» TASK ITEM
Return every line from the listing where the word "this" occurs.

» RECORD EXTRACTS
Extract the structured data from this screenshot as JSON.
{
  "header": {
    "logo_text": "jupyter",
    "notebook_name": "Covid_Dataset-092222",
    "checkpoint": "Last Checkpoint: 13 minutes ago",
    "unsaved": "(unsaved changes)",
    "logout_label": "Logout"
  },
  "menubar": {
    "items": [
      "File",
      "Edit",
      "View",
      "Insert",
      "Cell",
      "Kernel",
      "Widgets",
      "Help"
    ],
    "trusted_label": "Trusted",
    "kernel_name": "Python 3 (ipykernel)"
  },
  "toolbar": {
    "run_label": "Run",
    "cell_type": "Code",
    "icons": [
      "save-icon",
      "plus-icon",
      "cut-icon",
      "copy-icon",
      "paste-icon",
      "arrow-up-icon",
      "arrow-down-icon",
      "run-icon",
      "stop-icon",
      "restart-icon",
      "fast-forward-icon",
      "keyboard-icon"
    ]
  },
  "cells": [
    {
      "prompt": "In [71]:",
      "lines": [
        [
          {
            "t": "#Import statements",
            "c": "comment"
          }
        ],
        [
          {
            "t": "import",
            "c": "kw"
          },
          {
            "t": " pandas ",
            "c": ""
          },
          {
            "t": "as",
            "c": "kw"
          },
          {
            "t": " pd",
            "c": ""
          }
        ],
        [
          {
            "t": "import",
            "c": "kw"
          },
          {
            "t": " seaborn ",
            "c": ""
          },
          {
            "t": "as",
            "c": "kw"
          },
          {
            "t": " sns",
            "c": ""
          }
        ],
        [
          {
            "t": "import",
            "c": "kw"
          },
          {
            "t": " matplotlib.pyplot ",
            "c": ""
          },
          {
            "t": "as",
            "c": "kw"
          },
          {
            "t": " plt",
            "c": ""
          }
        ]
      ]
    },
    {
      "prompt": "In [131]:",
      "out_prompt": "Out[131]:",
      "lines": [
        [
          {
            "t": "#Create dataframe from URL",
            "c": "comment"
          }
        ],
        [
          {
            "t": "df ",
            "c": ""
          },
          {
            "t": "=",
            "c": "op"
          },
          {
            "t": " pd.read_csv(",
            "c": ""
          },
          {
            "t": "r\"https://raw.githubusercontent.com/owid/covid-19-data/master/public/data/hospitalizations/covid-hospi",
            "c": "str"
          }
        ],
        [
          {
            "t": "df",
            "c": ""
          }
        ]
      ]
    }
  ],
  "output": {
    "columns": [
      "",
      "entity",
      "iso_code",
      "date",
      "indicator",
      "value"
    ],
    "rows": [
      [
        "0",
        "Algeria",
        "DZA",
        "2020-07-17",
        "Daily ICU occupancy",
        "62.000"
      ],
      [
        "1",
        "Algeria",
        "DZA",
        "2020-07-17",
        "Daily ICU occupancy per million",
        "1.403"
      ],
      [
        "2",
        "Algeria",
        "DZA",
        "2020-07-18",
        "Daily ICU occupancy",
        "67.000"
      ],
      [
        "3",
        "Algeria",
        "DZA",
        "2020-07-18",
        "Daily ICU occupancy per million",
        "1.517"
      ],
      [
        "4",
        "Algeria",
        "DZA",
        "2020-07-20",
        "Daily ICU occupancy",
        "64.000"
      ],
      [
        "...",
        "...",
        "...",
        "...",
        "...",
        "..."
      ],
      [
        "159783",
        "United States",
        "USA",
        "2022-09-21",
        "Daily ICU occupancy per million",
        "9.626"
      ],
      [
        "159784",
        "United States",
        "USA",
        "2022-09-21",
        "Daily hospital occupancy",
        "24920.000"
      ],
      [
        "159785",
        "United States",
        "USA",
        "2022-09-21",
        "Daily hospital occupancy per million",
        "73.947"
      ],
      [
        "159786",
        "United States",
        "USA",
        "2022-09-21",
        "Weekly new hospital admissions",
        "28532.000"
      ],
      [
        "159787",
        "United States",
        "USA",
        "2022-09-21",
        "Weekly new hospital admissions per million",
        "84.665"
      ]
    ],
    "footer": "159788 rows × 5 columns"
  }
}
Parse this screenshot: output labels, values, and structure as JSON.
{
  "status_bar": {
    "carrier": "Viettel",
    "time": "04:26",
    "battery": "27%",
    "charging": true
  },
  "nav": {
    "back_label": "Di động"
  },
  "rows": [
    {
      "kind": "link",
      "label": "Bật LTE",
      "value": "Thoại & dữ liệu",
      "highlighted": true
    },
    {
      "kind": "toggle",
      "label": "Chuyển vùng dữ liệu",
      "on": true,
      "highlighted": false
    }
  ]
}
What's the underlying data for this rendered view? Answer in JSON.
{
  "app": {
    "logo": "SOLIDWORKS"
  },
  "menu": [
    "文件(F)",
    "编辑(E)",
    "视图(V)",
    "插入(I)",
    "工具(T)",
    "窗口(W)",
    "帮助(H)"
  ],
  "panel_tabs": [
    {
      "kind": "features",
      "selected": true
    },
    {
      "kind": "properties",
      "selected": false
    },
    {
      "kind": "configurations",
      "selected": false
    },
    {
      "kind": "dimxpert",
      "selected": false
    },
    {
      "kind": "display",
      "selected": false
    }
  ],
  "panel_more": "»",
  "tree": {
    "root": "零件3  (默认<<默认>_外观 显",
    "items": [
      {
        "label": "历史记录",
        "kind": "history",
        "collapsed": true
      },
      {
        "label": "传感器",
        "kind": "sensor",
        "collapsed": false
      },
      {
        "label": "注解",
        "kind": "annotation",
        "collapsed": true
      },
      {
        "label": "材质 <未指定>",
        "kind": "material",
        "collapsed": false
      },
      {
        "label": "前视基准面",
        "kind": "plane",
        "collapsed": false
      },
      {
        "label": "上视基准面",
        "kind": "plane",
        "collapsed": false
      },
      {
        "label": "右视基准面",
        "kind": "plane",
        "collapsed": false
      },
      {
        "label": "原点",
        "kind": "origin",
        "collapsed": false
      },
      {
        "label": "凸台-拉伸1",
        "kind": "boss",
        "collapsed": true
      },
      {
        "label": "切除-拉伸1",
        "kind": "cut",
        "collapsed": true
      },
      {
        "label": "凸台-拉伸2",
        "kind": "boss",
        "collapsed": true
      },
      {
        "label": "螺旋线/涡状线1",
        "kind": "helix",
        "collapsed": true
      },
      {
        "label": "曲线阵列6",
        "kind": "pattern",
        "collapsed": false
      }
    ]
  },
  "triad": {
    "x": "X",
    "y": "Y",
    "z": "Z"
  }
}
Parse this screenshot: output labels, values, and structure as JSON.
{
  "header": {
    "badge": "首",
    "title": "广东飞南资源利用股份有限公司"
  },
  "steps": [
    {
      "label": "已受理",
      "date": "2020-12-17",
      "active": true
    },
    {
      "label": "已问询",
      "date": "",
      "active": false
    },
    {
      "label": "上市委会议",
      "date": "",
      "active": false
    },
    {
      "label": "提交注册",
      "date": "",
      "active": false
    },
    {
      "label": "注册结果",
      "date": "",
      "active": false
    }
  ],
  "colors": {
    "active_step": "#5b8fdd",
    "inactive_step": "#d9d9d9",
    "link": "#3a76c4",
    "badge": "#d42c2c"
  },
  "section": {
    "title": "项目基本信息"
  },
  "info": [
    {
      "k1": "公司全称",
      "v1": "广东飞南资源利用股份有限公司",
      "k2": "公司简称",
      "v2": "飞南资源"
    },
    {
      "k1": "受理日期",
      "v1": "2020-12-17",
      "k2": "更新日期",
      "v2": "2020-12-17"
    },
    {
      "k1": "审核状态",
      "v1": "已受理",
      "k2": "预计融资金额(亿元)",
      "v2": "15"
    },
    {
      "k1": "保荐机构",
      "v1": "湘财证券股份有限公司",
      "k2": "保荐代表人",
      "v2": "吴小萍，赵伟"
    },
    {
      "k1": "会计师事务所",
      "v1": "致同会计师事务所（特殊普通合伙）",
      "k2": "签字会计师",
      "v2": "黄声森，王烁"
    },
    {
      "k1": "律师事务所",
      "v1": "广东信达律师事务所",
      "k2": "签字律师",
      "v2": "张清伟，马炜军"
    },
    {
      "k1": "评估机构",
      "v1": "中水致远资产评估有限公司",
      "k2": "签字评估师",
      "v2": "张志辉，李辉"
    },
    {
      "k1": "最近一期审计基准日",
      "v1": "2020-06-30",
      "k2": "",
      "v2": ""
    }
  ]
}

» RESPONSE BELOW
Extract the structured data from this screenshot as JSON.
Parse this screenshot: output labels, values, and structure as JSON.
What's the underlying data for this rendered view? Answer in JSON.
Parse this screenshot: output labels, values, and structure as JSON.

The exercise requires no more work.